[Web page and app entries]
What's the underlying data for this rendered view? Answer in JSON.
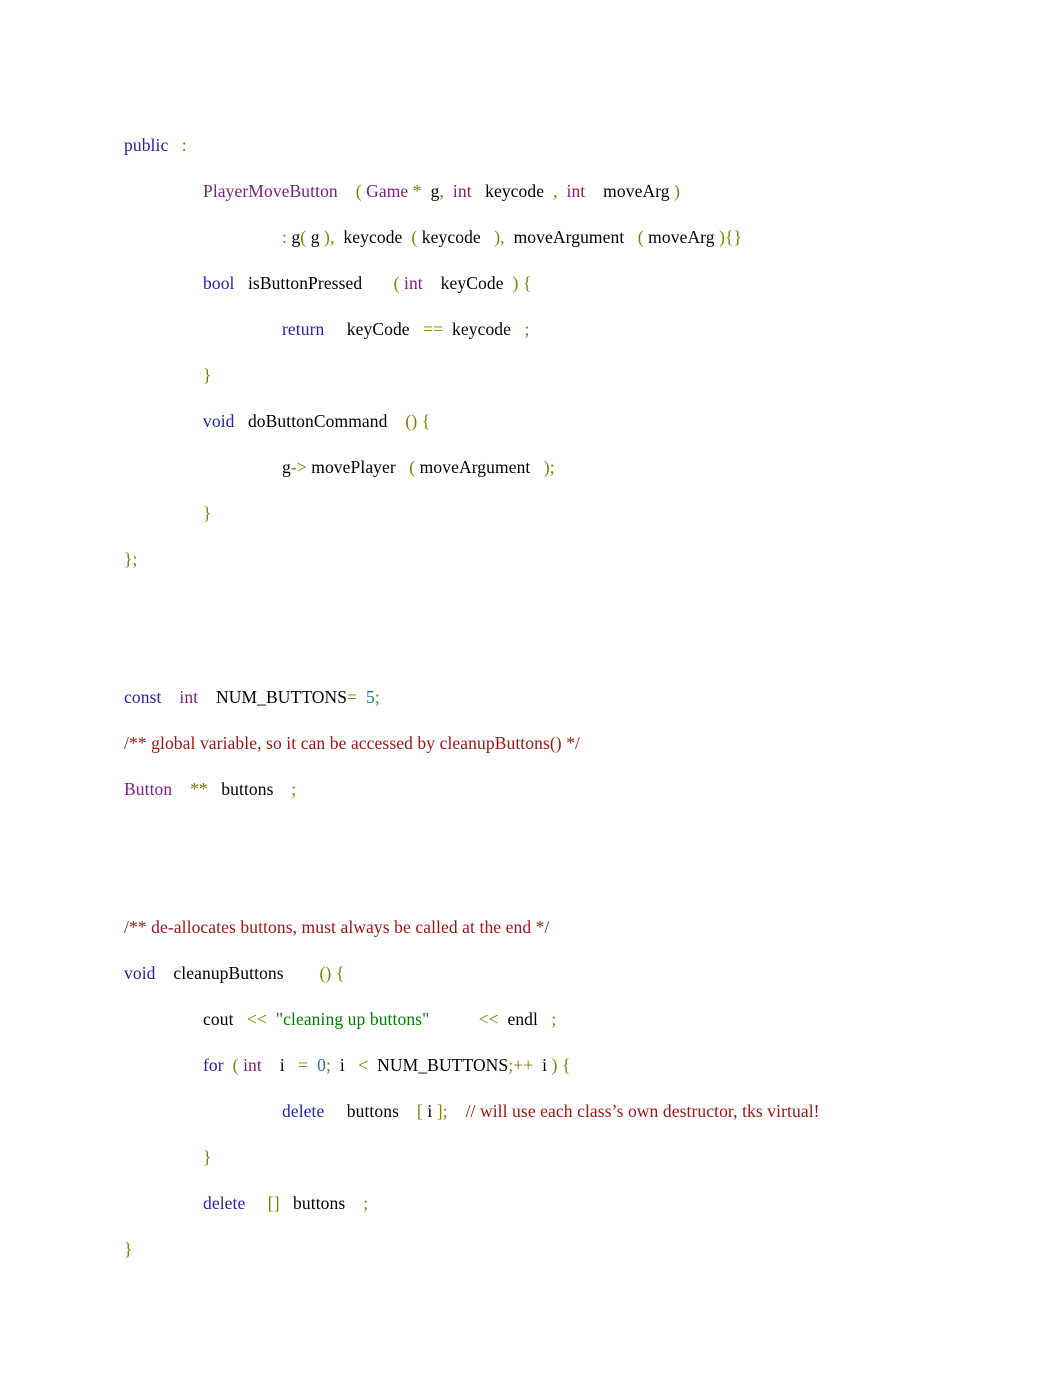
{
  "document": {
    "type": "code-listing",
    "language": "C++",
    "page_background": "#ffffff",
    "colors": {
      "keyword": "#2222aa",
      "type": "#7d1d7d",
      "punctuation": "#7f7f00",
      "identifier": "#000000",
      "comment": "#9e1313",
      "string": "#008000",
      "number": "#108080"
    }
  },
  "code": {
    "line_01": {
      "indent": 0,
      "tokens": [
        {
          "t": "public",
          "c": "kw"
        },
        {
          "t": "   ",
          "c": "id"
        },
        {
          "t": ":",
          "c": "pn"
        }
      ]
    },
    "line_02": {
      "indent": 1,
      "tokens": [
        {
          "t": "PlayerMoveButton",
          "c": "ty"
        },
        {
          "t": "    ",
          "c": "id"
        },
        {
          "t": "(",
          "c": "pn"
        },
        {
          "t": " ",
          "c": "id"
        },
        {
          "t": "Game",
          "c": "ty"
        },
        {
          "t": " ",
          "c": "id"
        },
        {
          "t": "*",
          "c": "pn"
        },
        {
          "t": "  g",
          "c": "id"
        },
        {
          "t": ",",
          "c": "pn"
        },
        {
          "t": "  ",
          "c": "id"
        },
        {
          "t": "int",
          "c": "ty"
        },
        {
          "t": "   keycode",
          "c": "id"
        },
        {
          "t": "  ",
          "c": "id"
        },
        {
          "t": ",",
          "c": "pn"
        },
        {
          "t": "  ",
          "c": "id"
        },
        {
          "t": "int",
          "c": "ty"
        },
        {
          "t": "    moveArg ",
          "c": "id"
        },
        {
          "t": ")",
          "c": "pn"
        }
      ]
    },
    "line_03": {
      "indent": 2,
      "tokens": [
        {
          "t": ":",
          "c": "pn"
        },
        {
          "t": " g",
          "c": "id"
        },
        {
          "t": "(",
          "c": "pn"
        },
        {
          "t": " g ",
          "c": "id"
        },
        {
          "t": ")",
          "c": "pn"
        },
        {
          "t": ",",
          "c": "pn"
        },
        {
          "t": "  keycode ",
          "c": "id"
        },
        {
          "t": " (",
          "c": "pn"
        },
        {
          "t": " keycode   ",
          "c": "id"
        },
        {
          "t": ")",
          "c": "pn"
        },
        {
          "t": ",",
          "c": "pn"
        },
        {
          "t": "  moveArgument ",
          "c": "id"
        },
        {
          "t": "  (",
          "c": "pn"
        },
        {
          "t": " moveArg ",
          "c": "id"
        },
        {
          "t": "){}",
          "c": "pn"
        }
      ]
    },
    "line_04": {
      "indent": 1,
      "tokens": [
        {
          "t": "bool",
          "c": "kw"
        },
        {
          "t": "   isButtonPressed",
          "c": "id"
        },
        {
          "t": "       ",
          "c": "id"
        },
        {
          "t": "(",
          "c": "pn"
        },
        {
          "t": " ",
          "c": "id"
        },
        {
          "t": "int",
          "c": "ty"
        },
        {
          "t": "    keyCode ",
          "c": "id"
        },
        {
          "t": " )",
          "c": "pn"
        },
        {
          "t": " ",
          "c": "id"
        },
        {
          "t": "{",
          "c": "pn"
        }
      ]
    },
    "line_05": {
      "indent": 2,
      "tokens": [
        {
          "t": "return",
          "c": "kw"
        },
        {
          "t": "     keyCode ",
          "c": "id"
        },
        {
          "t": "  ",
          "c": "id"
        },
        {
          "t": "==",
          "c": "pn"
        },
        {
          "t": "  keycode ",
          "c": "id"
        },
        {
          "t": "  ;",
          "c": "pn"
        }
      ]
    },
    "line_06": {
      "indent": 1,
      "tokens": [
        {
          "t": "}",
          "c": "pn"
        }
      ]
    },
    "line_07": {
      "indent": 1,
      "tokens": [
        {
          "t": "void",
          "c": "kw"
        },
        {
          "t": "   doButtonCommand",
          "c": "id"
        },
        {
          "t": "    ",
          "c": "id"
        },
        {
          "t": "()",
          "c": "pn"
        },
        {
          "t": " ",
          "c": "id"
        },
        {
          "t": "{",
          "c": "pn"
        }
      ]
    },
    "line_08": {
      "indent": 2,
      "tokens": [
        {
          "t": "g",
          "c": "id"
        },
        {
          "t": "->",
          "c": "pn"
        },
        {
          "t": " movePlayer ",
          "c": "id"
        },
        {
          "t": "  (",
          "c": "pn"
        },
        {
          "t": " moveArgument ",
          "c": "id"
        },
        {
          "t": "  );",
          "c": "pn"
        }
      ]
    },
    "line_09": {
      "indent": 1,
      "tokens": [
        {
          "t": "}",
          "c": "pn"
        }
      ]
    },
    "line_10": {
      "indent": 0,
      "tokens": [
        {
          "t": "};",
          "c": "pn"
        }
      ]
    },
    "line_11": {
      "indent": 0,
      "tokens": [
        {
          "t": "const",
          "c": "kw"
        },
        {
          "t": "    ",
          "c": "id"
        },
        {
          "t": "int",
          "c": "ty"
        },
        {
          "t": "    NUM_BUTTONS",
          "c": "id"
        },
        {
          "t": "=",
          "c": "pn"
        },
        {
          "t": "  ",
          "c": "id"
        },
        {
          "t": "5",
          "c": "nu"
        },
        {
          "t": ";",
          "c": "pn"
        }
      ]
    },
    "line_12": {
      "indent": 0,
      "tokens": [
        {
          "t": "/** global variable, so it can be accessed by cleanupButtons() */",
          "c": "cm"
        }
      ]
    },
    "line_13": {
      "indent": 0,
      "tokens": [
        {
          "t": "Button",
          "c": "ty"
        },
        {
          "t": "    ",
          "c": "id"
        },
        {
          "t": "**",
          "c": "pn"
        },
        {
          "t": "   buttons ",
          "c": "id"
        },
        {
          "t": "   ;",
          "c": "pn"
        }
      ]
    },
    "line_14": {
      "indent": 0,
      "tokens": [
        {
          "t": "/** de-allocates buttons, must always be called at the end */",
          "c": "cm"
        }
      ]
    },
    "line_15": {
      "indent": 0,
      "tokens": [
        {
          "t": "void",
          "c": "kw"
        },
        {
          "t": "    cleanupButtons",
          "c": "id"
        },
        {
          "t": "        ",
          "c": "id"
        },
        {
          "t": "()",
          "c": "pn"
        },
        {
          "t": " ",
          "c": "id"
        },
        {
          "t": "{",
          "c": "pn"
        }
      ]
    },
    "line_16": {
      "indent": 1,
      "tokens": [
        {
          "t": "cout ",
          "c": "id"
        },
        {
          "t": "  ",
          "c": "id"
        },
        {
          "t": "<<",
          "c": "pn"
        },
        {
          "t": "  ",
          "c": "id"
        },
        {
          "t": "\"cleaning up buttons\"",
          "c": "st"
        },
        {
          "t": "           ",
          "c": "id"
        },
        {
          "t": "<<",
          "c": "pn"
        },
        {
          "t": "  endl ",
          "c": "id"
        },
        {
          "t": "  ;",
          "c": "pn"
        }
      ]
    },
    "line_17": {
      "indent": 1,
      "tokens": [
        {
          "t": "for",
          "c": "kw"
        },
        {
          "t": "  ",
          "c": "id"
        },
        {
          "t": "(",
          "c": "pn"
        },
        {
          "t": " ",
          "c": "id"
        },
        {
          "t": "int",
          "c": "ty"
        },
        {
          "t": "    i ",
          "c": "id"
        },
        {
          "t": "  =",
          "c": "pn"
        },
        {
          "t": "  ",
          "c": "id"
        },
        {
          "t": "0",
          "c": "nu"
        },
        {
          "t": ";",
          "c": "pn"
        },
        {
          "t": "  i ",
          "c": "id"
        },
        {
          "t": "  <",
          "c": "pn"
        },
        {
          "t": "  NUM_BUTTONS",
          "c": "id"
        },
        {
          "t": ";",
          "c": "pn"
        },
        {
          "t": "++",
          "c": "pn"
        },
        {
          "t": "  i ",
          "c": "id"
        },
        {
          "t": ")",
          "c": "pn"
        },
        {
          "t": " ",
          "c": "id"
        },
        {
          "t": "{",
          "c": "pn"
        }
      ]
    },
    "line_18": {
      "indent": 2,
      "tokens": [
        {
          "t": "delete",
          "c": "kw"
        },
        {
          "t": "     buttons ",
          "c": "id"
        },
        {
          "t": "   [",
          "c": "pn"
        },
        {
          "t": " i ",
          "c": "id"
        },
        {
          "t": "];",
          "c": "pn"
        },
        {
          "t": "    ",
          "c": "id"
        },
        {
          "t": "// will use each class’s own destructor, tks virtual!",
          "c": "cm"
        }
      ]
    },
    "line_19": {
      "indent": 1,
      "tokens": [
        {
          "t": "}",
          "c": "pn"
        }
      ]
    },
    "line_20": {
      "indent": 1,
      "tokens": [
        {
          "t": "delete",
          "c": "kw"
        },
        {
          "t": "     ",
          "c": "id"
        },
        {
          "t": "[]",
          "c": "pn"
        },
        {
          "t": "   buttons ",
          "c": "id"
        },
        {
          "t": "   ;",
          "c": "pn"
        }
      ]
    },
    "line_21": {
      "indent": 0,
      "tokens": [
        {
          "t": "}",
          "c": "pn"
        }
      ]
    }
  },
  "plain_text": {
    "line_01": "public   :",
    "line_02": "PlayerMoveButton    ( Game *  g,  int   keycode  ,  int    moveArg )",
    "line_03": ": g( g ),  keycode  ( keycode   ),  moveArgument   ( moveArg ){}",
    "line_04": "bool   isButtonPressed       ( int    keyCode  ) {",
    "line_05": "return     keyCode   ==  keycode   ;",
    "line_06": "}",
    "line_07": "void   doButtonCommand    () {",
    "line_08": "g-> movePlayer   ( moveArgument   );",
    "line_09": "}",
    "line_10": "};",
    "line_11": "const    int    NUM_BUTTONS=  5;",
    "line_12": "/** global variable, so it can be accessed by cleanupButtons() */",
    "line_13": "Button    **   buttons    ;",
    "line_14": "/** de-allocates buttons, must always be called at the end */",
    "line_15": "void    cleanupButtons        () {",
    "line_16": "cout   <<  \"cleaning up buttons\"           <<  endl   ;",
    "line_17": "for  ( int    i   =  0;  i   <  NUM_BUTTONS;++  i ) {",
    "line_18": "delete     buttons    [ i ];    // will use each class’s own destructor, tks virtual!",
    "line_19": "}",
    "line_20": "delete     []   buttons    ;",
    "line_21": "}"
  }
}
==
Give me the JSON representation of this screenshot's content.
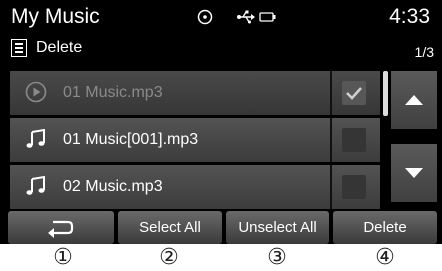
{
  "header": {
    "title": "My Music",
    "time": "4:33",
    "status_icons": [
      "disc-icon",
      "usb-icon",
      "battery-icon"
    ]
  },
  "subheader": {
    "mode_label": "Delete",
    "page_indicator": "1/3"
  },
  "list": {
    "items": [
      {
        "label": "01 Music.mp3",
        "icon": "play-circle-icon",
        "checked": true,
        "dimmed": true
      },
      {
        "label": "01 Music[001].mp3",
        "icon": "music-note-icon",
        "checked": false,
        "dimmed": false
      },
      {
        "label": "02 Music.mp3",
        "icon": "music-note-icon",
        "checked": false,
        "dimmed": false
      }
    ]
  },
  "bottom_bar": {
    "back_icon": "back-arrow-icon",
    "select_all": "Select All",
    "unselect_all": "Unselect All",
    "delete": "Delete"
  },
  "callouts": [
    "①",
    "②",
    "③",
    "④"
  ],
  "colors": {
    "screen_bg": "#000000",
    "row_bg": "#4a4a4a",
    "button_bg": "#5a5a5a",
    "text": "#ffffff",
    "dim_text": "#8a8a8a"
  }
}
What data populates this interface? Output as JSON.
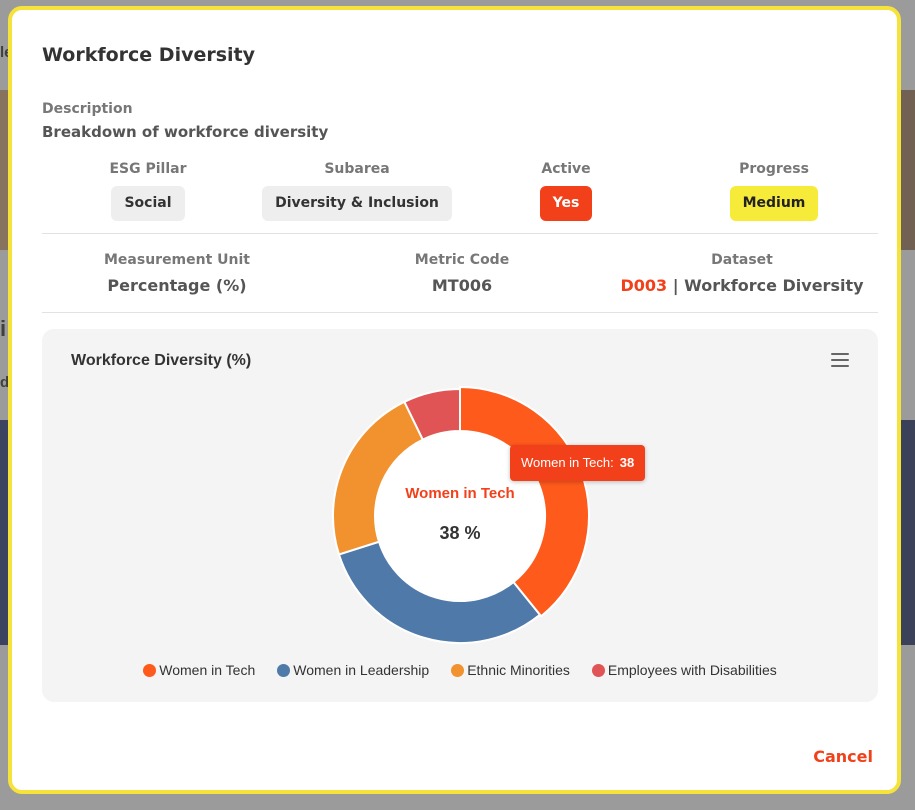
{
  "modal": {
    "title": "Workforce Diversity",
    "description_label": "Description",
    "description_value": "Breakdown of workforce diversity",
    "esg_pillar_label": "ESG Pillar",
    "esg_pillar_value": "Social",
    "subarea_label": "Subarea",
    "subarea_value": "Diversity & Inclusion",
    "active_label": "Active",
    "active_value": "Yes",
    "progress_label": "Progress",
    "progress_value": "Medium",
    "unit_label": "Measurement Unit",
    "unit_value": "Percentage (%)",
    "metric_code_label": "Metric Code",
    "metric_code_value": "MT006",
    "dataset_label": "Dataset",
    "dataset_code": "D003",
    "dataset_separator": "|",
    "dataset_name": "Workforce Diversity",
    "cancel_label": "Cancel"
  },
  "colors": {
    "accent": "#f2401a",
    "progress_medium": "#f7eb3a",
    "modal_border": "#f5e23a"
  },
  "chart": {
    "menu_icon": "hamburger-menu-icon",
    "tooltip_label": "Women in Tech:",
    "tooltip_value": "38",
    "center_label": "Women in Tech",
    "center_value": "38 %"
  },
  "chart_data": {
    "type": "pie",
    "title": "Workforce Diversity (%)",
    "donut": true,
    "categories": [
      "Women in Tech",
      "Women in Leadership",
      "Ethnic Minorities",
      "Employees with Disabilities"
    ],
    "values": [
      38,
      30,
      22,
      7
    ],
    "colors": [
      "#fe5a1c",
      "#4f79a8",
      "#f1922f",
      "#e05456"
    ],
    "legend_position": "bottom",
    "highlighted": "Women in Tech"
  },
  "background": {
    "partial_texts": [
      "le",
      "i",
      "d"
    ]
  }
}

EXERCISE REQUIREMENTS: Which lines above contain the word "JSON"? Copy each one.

PROBLEM SOLUTION:
What's the underlying data for this rendered view? Answer in JSON.
Give me the JSON representation of this screenshot's content.
What data populates this interface? Output as JSON.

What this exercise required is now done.